But then … my fever wouldn’t go down and I couldn’t hold my baby for 24 hours. In those 24 hours the nurses held him, and cared for him and fed him with a bottle. By the time I got to hold my son, he wouldn’t go near my breast. It was too much work for him. He wanted the bottle. Again, my stubbornness took over. I read that it could be hard but you should just keep with it. So I did. I didn’t see or feel any milk coming out but it was the natural way so I was sure he was getting what he needed from me. I was his mommy!
But then … I opened his diaper to change him and saw BLOOD in his urine. I frantically called the nurse in and she told me it was brick stain from not being fed adequately and she gave me a bottle of formula to give him. The lactation consultant at the hospital suggested that I try nursing him every time he’s hungry but then also supplement with a bottle. I went home and did just that. But every time I tried to nurse him he would scream and cry and claw at me until I gave him the bottle.
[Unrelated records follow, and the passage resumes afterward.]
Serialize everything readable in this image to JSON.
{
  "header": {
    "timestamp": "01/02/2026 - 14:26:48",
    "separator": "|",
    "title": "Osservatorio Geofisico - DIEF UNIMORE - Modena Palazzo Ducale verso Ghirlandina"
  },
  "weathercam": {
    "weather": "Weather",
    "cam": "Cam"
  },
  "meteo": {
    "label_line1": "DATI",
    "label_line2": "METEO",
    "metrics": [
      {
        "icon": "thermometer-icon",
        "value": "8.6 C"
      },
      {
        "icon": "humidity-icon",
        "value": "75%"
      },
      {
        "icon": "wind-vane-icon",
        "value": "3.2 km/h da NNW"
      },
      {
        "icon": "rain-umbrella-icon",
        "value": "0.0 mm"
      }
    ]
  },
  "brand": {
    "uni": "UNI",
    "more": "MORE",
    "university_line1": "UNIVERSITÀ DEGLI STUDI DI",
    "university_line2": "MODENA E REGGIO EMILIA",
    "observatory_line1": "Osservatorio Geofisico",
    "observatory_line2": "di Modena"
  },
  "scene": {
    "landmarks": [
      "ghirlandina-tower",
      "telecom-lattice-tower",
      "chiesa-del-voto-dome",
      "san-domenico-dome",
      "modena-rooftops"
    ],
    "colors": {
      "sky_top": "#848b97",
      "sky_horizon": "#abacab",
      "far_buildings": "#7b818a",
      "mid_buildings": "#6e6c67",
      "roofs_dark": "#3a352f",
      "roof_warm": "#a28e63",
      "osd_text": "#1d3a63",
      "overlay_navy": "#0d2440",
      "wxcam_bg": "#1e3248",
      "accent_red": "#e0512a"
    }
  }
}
And then while giving him a bottle, I would cry that I wasn’t able to breastfeed my baby. It went on like this for a month.
I wasn’t able to deliver him naturally, I wasn’t able to hold him right after he was born and I wasn’t able to breastfeed him. I felt like a failure at motherhood and it had only been a few weeks. I felt that I wasn’t meant to be a mother.
But then … my mom sat me down one day and opened my eyes. She told me that the bond between a mother and her baby is not created through breastfeeding alone. I could hold him close to me while giving him his bottle and create that same bond. Love him and look into his eyes. Motherhood was hard and it was only going to get harder (thanks for the encouragement!) but the best mom is the mom who does her best. Only HER best. Not the neighbor’s best. Not the best that was written about in the magazines. She needs to do what’s best for her and her family. I realized that crying while feeding my son was definitely not the best. Not for him and not for me. At his next feeding, I prepared that bottle and sat with him in the rocking chair. Looked into his big brown eyes and felt that connection. Felt the love and bond between us that 9.5 years later is still there and still strong.
I was meant to be a mother. I was meant to be HIS mother and I was doing MY best.